“Every single member of our team has an individual development plan. Those plans need to be absolutely distinct from the individual’s day job and their performance-related plan. They are focused on where the individual would like to be in three years’ time. They need to be challenging and also outline the steps an individual needs to take.”
The fluid workforce
Leaders must acknowledge their workforce will be more fluid than ever before; that may mean hiring more people on a part-time or consultative basis, and also acknowledging that an employee’s development might result in them leaving the company.
This is something Criticaleye Board Mentor, David Comeau
, realised back when he was President for Asia Pacific at Mondelez International. Rather than being afraid of the fluid workforce, he saw it as a way to improve the company’s reputation as an employer.
“People need to own their own career and development,” said David. “We realised people would leave the company, so we told them we would celebrate when they leave − but also when they return."
David explained that three-years ago the company launched a programme through social media that openly recognised employees who chose to develop their careers by moving on. “This allowed both us and them to promote their skills and success to those outside of the business.

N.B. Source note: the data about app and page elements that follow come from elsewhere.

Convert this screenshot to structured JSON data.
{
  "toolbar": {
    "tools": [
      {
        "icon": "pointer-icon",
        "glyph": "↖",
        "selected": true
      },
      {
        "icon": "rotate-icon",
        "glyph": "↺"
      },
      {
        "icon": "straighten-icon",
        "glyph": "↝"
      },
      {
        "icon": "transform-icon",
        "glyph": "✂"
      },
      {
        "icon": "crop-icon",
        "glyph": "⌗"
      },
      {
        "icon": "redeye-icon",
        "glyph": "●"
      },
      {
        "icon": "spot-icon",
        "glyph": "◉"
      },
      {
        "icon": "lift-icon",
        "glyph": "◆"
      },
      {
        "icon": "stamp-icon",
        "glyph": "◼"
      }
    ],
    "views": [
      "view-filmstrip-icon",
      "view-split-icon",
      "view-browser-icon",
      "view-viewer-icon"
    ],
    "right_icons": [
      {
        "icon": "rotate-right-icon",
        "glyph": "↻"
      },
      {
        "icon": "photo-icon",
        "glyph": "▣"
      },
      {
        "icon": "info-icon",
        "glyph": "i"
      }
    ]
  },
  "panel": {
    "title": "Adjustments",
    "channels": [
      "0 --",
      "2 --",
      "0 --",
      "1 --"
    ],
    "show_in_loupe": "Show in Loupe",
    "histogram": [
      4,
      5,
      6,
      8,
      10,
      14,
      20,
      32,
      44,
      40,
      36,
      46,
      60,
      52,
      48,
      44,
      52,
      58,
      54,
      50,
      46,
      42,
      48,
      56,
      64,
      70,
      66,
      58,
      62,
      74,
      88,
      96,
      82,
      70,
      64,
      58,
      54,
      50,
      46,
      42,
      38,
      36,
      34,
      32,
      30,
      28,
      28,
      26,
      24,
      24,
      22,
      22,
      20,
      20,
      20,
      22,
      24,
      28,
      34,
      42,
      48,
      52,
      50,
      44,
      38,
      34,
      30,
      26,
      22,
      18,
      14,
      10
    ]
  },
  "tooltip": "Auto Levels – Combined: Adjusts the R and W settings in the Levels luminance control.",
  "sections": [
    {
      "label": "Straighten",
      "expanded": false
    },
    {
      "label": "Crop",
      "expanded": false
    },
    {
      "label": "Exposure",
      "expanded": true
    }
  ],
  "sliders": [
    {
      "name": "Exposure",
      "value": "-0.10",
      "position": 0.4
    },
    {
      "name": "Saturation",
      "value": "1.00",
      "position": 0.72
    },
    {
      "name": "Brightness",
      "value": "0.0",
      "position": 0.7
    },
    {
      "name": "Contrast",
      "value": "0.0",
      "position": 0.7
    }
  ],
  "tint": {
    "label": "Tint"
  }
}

It’s helped their development while also getting the word out on the great things going on at our company,” he said.
This kind of attitude teaches leaders to embrace, rather than fear, mobility and succession planning. Indeed, it’s an increasingly crucial way to manage tomorrow’s liquid workforce. “Succession can be a great exercise as it forces honest discussions about building the team,” said David.
, Executive and Group Finance Director at Dairy Farm Group, said that “we’re increasingly trying to learn from exit interviews with people who we didn’t expect would leave the company”.
One of the things he discovered was that employees wanted to see there are opportunities for them to grow within the organisation. “In some cases, we had to create mobility through forced changes in order to make room for talent to move up the business. This has meant putting all roles − including mine − into a succession plan. It was a surprise to some that I was already talking about finding an internal successor within a few months of joining the group, but it sent a strong message,” Neil explained.
Although the requirements on your workforce – be they skills or entire roles – are both changeable and unpredictable, your employees will want reassurance.
“You need honest, transparent discussions with external candidates, so they understand the situation they are signing up for,” said Neil. “And you need to give colleagues candid feedback on their capabilities and potential, both the opportunities and limitations.”
And, don’t miss next week’s Community Update on how to tackle international expansion.